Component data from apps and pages
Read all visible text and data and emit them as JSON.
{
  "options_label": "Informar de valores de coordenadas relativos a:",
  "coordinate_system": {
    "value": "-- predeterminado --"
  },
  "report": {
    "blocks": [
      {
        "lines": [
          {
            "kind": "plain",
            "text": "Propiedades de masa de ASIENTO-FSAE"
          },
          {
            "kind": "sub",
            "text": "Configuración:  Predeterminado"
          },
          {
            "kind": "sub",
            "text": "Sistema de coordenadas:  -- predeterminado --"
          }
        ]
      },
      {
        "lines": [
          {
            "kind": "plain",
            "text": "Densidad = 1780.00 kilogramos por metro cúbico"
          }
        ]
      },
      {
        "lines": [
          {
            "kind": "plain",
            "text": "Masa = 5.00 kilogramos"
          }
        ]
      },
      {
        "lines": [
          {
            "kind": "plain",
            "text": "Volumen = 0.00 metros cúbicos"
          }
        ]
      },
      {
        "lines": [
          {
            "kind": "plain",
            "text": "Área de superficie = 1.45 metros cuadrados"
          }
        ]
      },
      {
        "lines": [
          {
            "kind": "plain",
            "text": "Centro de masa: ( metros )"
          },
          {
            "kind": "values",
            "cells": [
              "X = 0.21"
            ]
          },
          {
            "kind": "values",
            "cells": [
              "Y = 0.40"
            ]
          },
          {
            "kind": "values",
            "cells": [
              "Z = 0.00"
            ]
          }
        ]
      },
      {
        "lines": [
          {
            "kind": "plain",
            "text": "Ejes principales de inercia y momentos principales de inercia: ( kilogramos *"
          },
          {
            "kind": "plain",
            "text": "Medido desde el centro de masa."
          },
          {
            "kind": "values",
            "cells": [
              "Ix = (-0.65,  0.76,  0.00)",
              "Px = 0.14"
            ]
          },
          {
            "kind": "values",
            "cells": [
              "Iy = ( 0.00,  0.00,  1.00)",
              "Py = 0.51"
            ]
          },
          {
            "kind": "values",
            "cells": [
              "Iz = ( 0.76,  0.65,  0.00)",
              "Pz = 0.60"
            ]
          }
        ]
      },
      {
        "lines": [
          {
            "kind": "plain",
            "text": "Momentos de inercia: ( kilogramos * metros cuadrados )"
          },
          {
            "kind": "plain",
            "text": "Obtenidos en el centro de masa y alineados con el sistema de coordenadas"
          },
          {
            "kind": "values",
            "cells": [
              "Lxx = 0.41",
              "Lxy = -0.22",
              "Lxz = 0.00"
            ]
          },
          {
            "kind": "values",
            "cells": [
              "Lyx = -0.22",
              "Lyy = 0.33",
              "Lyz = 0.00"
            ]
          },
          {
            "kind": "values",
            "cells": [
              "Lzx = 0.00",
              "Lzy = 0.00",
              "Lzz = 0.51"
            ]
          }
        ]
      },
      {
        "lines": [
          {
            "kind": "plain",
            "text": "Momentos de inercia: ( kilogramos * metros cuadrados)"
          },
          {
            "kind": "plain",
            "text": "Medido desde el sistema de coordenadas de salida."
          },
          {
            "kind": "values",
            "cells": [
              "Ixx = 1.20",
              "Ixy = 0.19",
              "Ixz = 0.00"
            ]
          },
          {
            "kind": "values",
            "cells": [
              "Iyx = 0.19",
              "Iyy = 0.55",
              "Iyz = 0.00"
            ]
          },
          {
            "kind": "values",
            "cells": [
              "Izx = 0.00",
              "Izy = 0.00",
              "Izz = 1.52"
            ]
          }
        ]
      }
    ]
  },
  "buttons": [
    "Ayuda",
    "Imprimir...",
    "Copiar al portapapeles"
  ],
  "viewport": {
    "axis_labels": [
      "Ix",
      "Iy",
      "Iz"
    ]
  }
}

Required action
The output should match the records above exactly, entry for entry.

The answer
Read all visible text and data and emit them as JSON.
{
  "options_label": "Informar de valores de coordenadas relativos a:",
  "coordinate_system": {
    "value": "-- predeterminado --"
  },
  "report": {
    "blocks": [
      {
        "lines": [
          {
            "kind": "plain",
            "text": "Propiedades de masa de ASIENTO-FSAE"
          },
          {
            "kind": "sub",
            "text": "Configuración:  Predeterminado"
          },
          {
            "kind": "sub",
            "text": "Sistema de coordenadas:  -- predeterminado --"
          }
        ]
      },
      {
        "lines": [
          {
            "kind": "plain",
            "text": "Densidad = 1780.00 kilogramos por metro cúbico"
          }
        ]
      },
      {
        "lines": [
          {
            "kind": "plain",
            "text": "Masa = 5.00 kilogramos"
          }
        ]
      },
      {
        "lines": [
          {
            "kind": "plain",
            "text": "Volumen = 0.00 metros cúbicos"
          }
        ]
      },
      {
        "lines": [
          {
            "kind": "plain",
            "text": "Área de superficie = 1.45 metros cuadrados"
          }
        ]
      },
      {
        "lines": [
          {
            "kind": "plain",
            "text": "Centro de masa: ( metros )"
          },
          {
            "kind": "values",
            "cells": [
              "X = 0.21"
            ]
          },
          {
            "kind": "values",
            "cells": [
              "Y = 0.40"
            ]
          },
          {
            "kind": "values",
            "cells": [
              "Z = 0.00"
            ]
          }
        ]
      },
      {
        "lines": [
          {
            "kind": "plain",
            "text": "Ejes principales de inercia y momentos principales de inercia: ( kilogramos *"
          },
          {
            "kind": "plain",
            "text": "Medido desde el centro de masa."
          },
          {
            "kind": "values",
            "cells": [
              "Ix = (-0.65,  0.76,  0.00)",
              "Px = 0.14"
            ]
          },
          {
            "kind": "values",
            "cells": [
              "Iy = ( 0.00,  0.00,  1.00)",
              "Py = 0.51"
            ]
          },
          {
            "kind": "values",
            "cells": [
              "Iz = ( 0.76,  0.65,  0.00)",
              "Pz = 0.60"
            ]
          }
        ]
      },
      {
        "lines": [
          {
            "kind": "plain",
            "text": "Momentos de inercia: ( kilogramos * metros cuadrados )"
          },
          {
            "kind": "plain",
            "text": "Obtenidos en el centro de masa y alineados con el sistema de coordenadas"
          },
          {
            "kind": "values",
            "cells": [
              "Lxx = 0.41",
              "Lxy = -0.22",
              "Lxz = 0.00"
            ]
          },
          {
            "kind": "values",
            "cells": [
              "Lyx = -0.22",
              "Lyy = 0.33",
              "Lyz = 0.00"
            ]
          },
          {
            "kind": "values",
            "cells": [
              "Lzx = 0.00",
              "Lzy = 0.00",
              "Lzz = 0.51"
            ]
          }
        ]
      },
      {
        "lines": [
          {
            "kind": "plain",
            "text": "Momentos de inercia: ( kilogramos * metros cuadrados)"
          },
          {
            "kind": "plain",
            "text": "Medido desde el sistema de coordenadas de salida."
          },
          {
            "kind": "values",
            "cells": [
              "Ixx = 1.20",
              "Ixy = 0.19",
              "Ixz = 0.00"
            ]
          },
          {
            "kind": "values",
            "cells": [
              "Iyx = 0.19",
              "Iyy = 0.55",
              "Iyz = 0.00"
            ]
          },
          {
            "kind": "values",
            "cells": [
              "Izx = 0.00",
              "Izy = 0.00",
              "Izz = 1.52"
            ]
          }
        ]
      }
    ]
  },
  "buttons": [
    "Ayuda",
    "Imprimir...",
    "Copiar al portapapeles"
  ],
  "viewport": {
    "axis_labels": [
      "Ix",
      "Iy",
      "Iz"
    ]
  }
}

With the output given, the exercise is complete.